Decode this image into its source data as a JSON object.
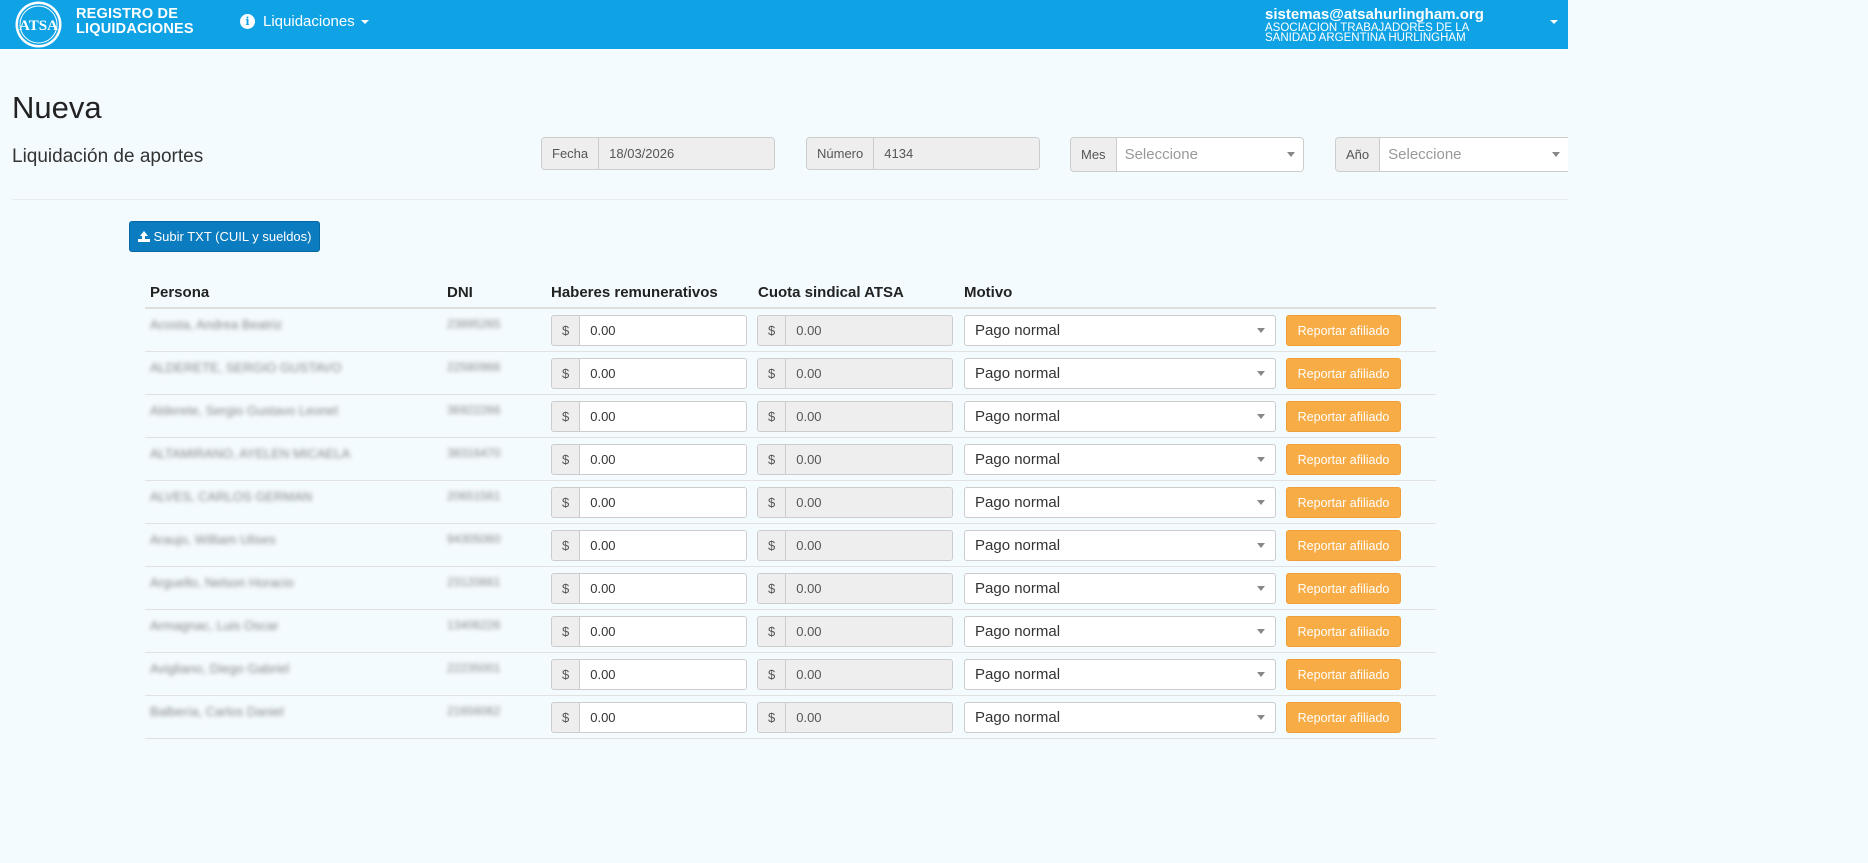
{
  "navbar": {
    "brand_line1": "REGISTRO DE",
    "brand_line2": "LIQUIDACIONES",
    "logo_text": "ATSA",
    "menu_label": "Liquidaciones",
    "user_email": "sistemas@atsahurlingham.org",
    "user_org_line1": "ASOCIACION TRABAJADORES DE LA",
    "user_org_line2": "SANIDAD ARGENTINA HURLINGHAM"
  },
  "header": {
    "title": "Nueva",
    "subtitle": "Liquidación de aportes"
  },
  "filters": {
    "fecha_label": "Fecha",
    "fecha_value": "18/03/2026",
    "numero_label": "Número",
    "numero_value": "4134",
    "mes_label": "Mes",
    "mes_value": "Seleccione",
    "anio_label": "Año",
    "anio_value": "Seleccione"
  },
  "upload_button": "Subir TXT (CUIL y sueldos)",
  "table": {
    "headers": {
      "persona": "Persona",
      "dni": "DNI",
      "haberes": "Haberes remunerativos",
      "cuota": "Cuota sindical ATSA",
      "motivo": "Motivo"
    },
    "currency": "$",
    "report_label": "Reportar afiliado",
    "rows": [
      {
        "persona": "Acosta, Andrea Beatriz",
        "dni": "23895265",
        "haberes": "0.00",
        "cuota": "0.00",
        "motivo": "Pago normal"
      },
      {
        "persona": "ALDERETE, SERGIO GUSTAVO",
        "dni": "22580966",
        "haberes": "0.00",
        "cuota": "0.00",
        "motivo": "Pago normal"
      },
      {
        "persona": "Alderete, Sergio Gustavo Leonel",
        "dni": "36922266",
        "haberes": "0.00",
        "cuota": "0.00",
        "motivo": "Pago normal"
      },
      {
        "persona": "ALTAMIRANO, AYELEN MICAELA",
        "dni": "38316470",
        "haberes": "0.00",
        "cuota": "0.00",
        "motivo": "Pago normal"
      },
      {
        "persona": "ALVES, CARLOS GERMAN",
        "dni": "20651561",
        "haberes": "0.00",
        "cuota": "0.00",
        "motivo": "Pago normal"
      },
      {
        "persona": "Araujo, William Ulises",
        "dni": "94305060",
        "haberes": "0.00",
        "cuota": "0.00",
        "motivo": "Pago normal"
      },
      {
        "persona": "Arguello, Nelson Horacio",
        "dni": "23120661",
        "haberes": "0.00",
        "cuota": "0.00",
        "motivo": "Pago normal"
      },
      {
        "persona": "Armagnac, Luis Oscar",
        "dni": "13406226",
        "haberes": "0.00",
        "cuota": "0.00",
        "motivo": "Pago normal"
      },
      {
        "persona": "Avigliano, Diego Gabriel",
        "dni": "22235001",
        "haberes": "0.00",
        "cuota": "0.00",
        "motivo": "Pago normal"
      },
      {
        "persona": "Balbería, Carlos Daniel",
        "dni": "21656062",
        "haberes": "0.00",
        "cuota": "0.00",
        "motivo": "Pago normal"
      }
    ]
  },
  "colors": {
    "navbar": "#0fa3e6",
    "primary_button": "#0a7cbf",
    "warning_button": "#f8ac45",
    "page_bg": "#f4fbfe"
  }
}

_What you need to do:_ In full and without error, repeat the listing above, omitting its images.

_Result of the task:_
Decode this image into its source data as a JSON object.
{
  "navbar": {
    "brand_line1": "REGISTRO DE",
    "brand_line2": "LIQUIDACIONES",
    "logo_text": "ATSA",
    "menu_label": "Liquidaciones",
    "user_email": "sistemas@atsahurlingham.org",
    "user_org_line1": "ASOCIACION TRABAJADORES DE LA",
    "user_org_line2": "SANIDAD ARGENTINA HURLINGHAM"
  },
  "header": {
    "title": "Nueva",
    "subtitle": "Liquidación de aportes"
  },
  "filters": {
    "fecha_label": "Fecha",
    "fecha_value": "18/03/2026",
    "numero_label": "Número",
    "numero_value": "4134",
    "mes_label": "Mes",
    "mes_value": "Seleccione",
    "anio_label": "Año",
    "anio_value": "Seleccione"
  },
  "upload_button": "Subir TXT (CUIL y sueldos)",
  "table": {
    "headers": {
      "persona": "Persona",
      "dni": "DNI",
      "haberes": "Haberes remunerativos",
      "cuota": "Cuota sindical ATSA",
      "motivo": "Motivo"
    },
    "currency": "$",
    "report_label": "Reportar afiliado",
    "rows": [
      {
        "persona": "Acosta, Andrea Beatriz",
        "dni": "23895265",
        "haberes": "0.00",
        "cuota": "0.00",
        "motivo": "Pago normal"
      },
      {
        "persona": "ALDERETE, SERGIO GUSTAVO",
        "dni": "22580966",
        "haberes": "0.00",
        "cuota": "0.00",
        "motivo": "Pago normal"
      },
      {
        "persona": "Alderete, Sergio Gustavo Leonel",
        "dni": "36922266",
        "haberes": "0.00",
        "cuota": "0.00",
        "motivo": "Pago normal"
      },
      {
        "persona": "ALTAMIRANO, AYELEN MICAELA",
        "dni": "38316470",
        "haberes": "0.00",
        "cuota": "0.00",
        "motivo": "Pago normal"
      },
      {
        "persona": "ALVES, CARLOS GERMAN",
        "dni": "20651561",
        "haberes": "0.00",
        "cuota": "0.00",
        "motivo": "Pago normal"
      },
      {
        "persona": "Araujo, William Ulises",
        "dni": "94305060",
        "haberes": "0.00",
        "cuota": "0.00",
        "motivo": "Pago normal"
      },
      {
        "persona": "Arguello, Nelson Horacio",
        "dni": "23120661",
        "haberes": "0.00",
        "cuota": "0.00",
        "motivo": "Pago normal"
      },
      {
        "persona": "Armagnac, Luis Oscar",
        "dni": "13406226",
        "haberes": "0.00",
        "cuota": "0.00",
        "motivo": "Pago normal"
      },
      {
        "persona": "Avigliano, Diego Gabriel",
        "dni": "22235001",
        "haberes": "0.00",
        "cuota": "0.00",
        "motivo": "Pago normal"
      },
      {
        "persona": "Balbería, Carlos Daniel",
        "dni": "21656062",
        "haberes": "0.00",
        "cuota": "0.00",
        "motivo": "Pago normal"
      }
    ]
  },
  "colors": {
    "navbar": "#0fa3e6",
    "primary_button": "#0a7cbf",
    "warning_button": "#f8ac45",
    "page_bg": "#f4fbfe"
  }
}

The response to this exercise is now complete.